[Start of section]

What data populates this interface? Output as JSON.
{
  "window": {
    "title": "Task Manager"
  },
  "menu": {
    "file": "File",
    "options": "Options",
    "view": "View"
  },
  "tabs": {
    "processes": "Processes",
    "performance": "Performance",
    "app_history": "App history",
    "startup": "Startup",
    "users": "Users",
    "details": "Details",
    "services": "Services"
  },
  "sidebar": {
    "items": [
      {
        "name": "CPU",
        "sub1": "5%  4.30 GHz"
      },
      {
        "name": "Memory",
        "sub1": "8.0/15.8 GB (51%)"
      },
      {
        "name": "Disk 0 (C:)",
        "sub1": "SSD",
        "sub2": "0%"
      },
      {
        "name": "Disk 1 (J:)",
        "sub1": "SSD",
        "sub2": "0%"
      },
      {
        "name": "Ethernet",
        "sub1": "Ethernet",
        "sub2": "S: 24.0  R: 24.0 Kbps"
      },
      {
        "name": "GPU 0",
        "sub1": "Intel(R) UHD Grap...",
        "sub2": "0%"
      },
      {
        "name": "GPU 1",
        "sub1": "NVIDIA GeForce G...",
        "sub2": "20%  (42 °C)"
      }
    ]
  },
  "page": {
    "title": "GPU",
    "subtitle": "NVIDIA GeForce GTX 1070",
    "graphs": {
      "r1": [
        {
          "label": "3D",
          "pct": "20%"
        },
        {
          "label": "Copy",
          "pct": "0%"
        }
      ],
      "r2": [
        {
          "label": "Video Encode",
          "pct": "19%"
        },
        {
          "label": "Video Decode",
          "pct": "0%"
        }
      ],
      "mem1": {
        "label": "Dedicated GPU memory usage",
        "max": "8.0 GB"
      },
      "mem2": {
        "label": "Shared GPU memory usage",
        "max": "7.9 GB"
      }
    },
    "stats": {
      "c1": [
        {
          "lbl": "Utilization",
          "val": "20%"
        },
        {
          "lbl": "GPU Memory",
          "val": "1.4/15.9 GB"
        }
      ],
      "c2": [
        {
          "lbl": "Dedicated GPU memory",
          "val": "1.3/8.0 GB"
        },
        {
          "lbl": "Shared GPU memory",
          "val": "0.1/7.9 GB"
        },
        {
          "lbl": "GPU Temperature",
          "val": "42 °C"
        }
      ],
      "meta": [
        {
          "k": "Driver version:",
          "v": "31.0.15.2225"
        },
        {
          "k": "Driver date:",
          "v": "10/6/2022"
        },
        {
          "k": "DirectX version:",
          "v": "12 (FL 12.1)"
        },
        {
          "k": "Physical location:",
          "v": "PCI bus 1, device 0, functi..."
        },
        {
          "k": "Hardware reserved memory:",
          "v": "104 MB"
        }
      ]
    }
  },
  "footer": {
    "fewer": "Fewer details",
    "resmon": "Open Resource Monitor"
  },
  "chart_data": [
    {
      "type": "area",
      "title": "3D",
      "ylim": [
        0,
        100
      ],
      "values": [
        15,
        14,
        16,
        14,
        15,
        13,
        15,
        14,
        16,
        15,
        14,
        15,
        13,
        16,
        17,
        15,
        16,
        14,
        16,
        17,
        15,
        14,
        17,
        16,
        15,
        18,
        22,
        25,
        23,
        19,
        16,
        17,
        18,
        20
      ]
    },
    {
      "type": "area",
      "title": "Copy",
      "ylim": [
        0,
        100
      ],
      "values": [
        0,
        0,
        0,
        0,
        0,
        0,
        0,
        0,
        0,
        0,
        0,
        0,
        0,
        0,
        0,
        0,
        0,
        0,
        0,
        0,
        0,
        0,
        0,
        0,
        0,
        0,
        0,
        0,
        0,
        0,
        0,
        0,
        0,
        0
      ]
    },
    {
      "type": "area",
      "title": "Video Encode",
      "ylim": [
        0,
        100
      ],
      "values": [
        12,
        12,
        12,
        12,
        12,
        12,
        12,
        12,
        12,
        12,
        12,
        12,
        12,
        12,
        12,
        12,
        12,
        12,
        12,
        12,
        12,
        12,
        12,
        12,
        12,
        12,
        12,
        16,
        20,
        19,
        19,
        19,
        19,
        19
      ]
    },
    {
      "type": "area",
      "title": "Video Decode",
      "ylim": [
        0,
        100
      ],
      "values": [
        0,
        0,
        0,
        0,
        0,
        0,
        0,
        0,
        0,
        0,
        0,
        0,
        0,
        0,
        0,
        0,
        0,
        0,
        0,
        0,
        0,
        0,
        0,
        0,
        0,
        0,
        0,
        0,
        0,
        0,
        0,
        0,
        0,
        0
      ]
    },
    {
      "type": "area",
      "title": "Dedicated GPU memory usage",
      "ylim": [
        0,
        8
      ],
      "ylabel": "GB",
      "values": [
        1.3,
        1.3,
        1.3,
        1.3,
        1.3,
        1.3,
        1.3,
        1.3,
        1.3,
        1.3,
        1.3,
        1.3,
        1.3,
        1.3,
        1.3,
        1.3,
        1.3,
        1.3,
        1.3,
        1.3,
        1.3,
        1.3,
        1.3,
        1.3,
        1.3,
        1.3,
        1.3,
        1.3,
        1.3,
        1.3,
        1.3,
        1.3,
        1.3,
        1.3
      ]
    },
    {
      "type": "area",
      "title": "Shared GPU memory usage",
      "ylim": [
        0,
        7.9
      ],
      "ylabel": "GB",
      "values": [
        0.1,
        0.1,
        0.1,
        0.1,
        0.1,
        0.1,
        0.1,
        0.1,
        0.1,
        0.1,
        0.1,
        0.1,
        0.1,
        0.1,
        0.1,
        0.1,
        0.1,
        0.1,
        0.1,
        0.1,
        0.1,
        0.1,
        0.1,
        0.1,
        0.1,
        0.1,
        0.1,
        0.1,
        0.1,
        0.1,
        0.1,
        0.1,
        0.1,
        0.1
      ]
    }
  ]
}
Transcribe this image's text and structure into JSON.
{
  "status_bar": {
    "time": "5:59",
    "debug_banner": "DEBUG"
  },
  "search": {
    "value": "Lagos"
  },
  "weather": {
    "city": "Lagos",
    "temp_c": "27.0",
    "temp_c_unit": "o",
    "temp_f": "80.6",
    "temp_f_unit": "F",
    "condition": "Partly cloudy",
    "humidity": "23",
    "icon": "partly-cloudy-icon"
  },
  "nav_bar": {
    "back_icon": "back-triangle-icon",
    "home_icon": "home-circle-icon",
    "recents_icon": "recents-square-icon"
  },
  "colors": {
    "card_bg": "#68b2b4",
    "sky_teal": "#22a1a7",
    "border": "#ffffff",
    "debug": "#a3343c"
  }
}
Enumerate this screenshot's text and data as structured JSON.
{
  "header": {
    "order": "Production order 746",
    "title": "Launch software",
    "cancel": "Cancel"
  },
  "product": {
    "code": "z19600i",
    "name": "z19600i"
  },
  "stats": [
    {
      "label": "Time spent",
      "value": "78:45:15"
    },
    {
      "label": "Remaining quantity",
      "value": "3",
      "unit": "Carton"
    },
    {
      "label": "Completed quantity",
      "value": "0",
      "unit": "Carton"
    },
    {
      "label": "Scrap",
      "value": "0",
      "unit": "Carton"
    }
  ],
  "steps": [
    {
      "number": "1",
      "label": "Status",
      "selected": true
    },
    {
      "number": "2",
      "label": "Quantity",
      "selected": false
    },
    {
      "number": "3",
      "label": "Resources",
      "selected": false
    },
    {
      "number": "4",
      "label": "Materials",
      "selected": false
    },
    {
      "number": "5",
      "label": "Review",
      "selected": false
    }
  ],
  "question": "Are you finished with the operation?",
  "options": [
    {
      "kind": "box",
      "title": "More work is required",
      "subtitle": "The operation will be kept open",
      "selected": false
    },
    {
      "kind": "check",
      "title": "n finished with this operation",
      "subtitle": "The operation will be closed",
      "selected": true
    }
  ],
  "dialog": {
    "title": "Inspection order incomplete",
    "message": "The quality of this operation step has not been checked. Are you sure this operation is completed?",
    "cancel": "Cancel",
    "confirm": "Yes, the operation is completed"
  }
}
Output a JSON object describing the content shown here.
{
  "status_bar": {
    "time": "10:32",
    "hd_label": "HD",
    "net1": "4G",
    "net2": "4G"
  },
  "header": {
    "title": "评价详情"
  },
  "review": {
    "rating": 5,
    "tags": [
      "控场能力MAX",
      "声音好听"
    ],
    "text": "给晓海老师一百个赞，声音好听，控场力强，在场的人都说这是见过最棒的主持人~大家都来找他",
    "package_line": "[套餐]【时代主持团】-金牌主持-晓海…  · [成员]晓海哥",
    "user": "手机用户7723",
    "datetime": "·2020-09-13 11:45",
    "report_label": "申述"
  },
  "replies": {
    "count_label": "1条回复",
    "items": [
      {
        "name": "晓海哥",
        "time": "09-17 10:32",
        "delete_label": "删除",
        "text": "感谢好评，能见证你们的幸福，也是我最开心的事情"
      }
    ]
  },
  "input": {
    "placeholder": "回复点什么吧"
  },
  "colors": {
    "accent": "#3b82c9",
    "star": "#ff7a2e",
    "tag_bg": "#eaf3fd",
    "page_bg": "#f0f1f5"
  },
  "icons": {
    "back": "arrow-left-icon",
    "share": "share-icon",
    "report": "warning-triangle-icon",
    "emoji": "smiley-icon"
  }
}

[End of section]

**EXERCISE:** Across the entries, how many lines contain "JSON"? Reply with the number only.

**RESPONSE TO THIS TASK:** 4